In March 2005, the UN Security Council referred the case of Sudan to the International Criminal Court (ICC) for investigation of war crimes, crimes against humanity, and genocide. In July 2008, ICC prosecutor Luis Moreno-Ocampo requested the court issue an arrest warrant for Sudanese President Omar Hassan al-Bashir, charging him with crimes against humanity and war crimes for the government's role in orchestrating violence in Darfur. In 2010, three counts of genocide were added to the list of charges. However, in 2014, ICC prosecutor Fatou Bensouda announced that the case against Bashir would be suspended because of lack of enforcement by international actors, which was then demonstrated in 2015, when the government of South Africa failed to arrest President Bashir when he visited for an African Union conference.

Critical Thinking Questions

  • What pressures and motivations may have motivated or hindered the responses of international organizations and government officials?
  • Investigate contemporary conditions in Darfur. What has changed? What is different?

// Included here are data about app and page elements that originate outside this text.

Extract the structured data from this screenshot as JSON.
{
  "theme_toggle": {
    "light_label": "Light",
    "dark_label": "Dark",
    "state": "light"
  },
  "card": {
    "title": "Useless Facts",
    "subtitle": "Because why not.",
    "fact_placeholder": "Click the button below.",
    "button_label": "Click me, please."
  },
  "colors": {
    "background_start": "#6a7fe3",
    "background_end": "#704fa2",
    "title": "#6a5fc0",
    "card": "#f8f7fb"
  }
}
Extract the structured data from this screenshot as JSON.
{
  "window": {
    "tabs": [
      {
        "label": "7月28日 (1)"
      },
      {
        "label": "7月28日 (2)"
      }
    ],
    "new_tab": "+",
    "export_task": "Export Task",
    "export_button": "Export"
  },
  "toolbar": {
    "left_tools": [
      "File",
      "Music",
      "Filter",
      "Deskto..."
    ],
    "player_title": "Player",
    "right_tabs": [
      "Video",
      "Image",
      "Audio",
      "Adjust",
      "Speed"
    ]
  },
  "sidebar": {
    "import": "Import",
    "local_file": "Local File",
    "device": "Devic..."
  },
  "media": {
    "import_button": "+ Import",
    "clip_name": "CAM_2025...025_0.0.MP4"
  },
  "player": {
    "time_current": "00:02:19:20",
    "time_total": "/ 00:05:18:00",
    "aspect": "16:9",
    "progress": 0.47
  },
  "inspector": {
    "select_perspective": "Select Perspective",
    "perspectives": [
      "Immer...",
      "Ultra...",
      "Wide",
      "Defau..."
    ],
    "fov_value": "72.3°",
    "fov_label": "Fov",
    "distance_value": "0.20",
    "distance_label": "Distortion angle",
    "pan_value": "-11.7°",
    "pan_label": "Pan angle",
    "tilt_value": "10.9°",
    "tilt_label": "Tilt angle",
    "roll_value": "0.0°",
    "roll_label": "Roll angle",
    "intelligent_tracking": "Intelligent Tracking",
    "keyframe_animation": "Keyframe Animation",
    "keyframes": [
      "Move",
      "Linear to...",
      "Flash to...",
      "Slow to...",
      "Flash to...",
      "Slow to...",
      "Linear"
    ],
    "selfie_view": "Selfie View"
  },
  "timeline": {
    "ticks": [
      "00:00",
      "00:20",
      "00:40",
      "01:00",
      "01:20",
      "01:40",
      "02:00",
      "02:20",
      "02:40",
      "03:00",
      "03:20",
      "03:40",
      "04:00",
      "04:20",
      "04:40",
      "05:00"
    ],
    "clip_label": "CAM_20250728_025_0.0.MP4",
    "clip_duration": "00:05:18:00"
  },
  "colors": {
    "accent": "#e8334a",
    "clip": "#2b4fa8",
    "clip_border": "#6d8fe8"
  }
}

  • What responsibilities do (or should) other nations have regarding mass murder within another country?